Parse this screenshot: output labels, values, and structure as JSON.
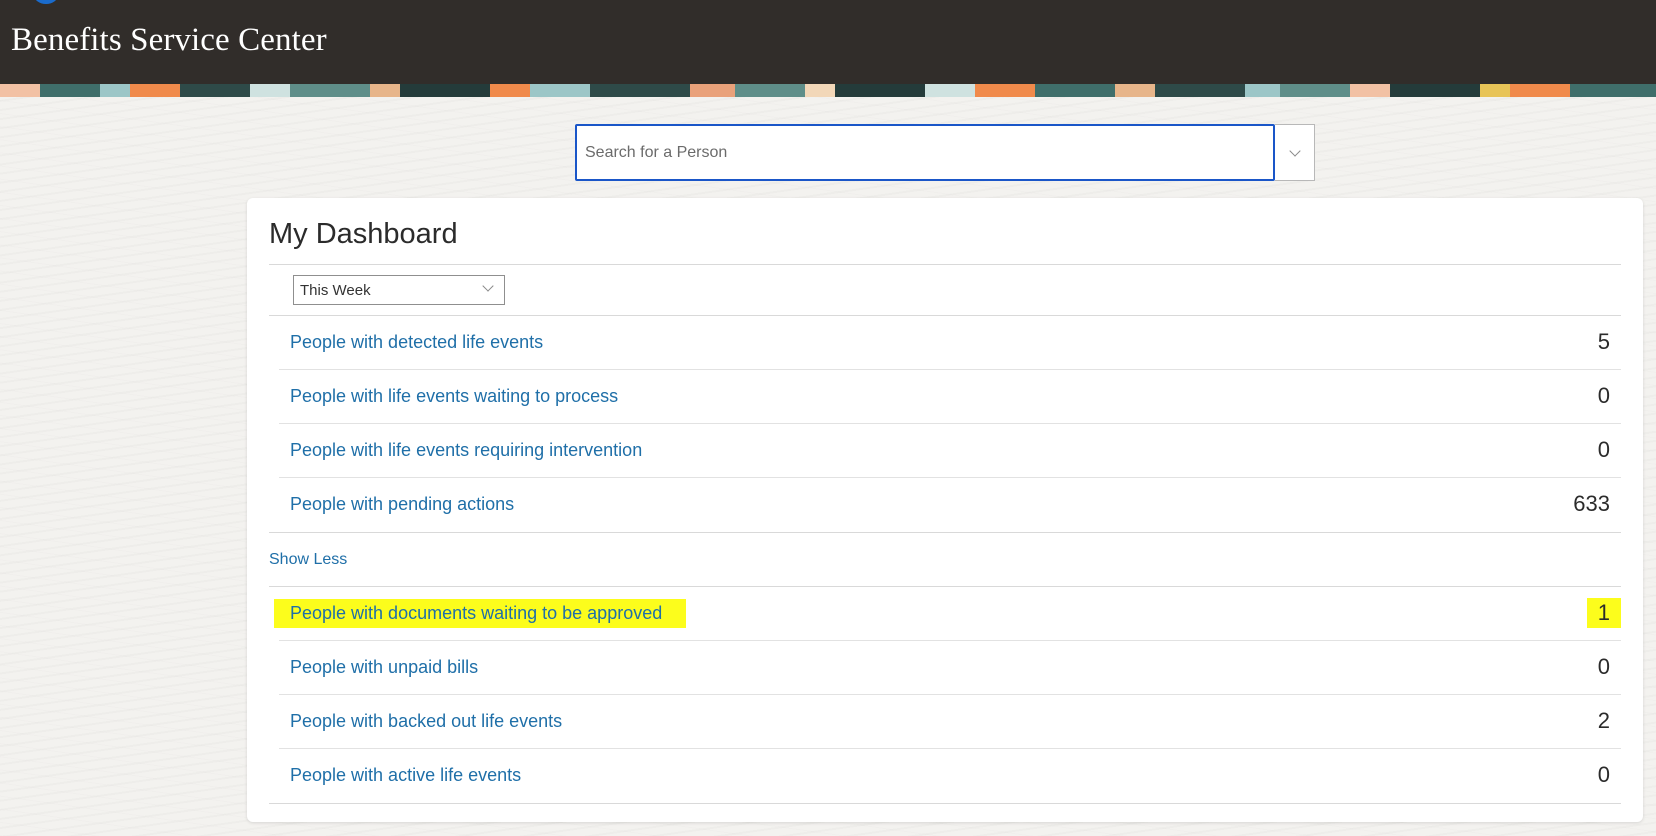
{
  "header": {
    "title": "Benefits Service Center"
  },
  "search": {
    "placeholder": "Search for a Person",
    "dropdown_icon": "chevron-down-icon"
  },
  "dashboard": {
    "title": "My Dashboard",
    "period": "This Week",
    "primary_rows": [
      {
        "label": "People with detected life events",
        "count": "5"
      },
      {
        "label": "People with life events waiting to process",
        "count": "0"
      },
      {
        "label": "People with life events requiring intervention",
        "count": "0"
      },
      {
        "label": "People with pending actions",
        "count": "633"
      }
    ],
    "toggle_label": "Show Less",
    "extra_rows": [
      {
        "label": "People with documents waiting to be approved",
        "count": "1"
      },
      {
        "label": "People with unpaid bills",
        "count": "0"
      },
      {
        "label": "People with backed out life events",
        "count": "2"
      },
      {
        "label": "People with active life events",
        "count": "0"
      }
    ]
  },
  "colors": {
    "header_bg": "#312d2a",
    "link": "#1f6fa8",
    "highlight": "#fcfd1c",
    "search_focus": "#1a56c8"
  }
}
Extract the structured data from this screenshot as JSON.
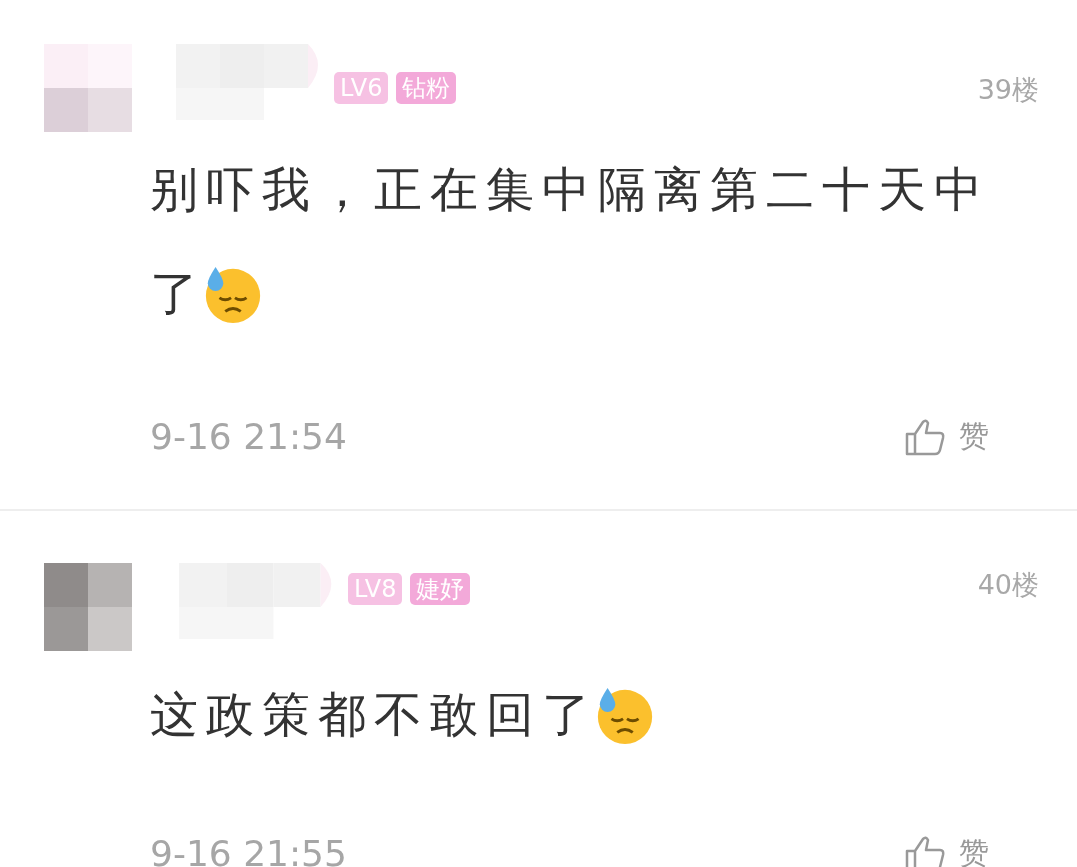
{
  "comments": [
    {
      "badges": [
        {
          "label": "LV6",
          "kind": "level"
        },
        {
          "label": "钻粉",
          "kind": "fan"
        }
      ],
      "floor": "39楼",
      "lines": [
        "别吓我，正在集中隔离第二十天中",
        "了"
      ],
      "emoji": true,
      "time": "9-16 21:54",
      "like": "赞"
    },
    {
      "badges": [
        {
          "label": "LV8",
          "kind": "level"
        },
        {
          "label": "婕妤",
          "kind": "fan"
        }
      ],
      "floor": "40楼",
      "lines": [
        "这政策都不敢回了"
      ],
      "emoji": true,
      "time": "9-16 21:55",
      "like": "赞"
    }
  ]
}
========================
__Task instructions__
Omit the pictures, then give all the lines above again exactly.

__Task response__
Parse this screenshot: output labels, values, and structure as JSON.
{
  "header": {
    "title": "Benefits Service Center"
  },
  "search": {
    "placeholder": "Search for a Person",
    "dropdown_icon": "chevron-down-icon"
  },
  "dashboard": {
    "title": "My Dashboard",
    "period": "This Week",
    "primary_rows": [
      {
        "label": "People with detected life events",
        "count": "5"
      },
      {
        "label": "People with life events waiting to process",
        "count": "0"
      },
      {
        "label": "People with life events requiring intervention",
        "count": "0"
      },
      {
        "label": "People with pending actions",
        "count": "633"
      }
    ],
    "toggle_label": "Show Less",
    "extra_rows": [
      {
        "label": "People with documents waiting to be approved",
        "count": "1"
      },
      {
        "label": "People with unpaid bills",
        "count": "0"
      },
      {
        "label": "People with backed out life events",
        "count": "2"
      },
      {
        "label": "People with active life events",
        "count": "0"
      }
    ]
  },
  "colors": {
    "header_bg": "#312d2a",
    "link": "#1f6fa8",
    "highlight": "#fcfd1c",
    "search_focus": "#1a56c8"
  }
}
Extract the structured data from this screenshot as JSON.
{
  "comments": [
    {
      "badges": [
        {
          "label": "LV6",
          "kind": "level"
        },
        {
          "label": "钻粉",
          "kind": "fan"
        }
      ],
      "floor": "39楼",
      "lines": [
        "别吓我，正在集中隔离第二十天中",
        "了"
      ],
      "emoji": true,
      "time": "9-16 21:54",
      "like": "赞"
    },
    {
      "badges": [
        {
          "label": "LV8",
          "kind": "level"
        },
        {
          "label": "婕妤",
          "kind": "fan"
        }
      ],
      "floor": "40楼",
      "lines": [
        "这政策都不敢回了"
      ],
      "emoji": true,
      "time": "9-16 21:55",
      "like": "赞"
    }
  ]
}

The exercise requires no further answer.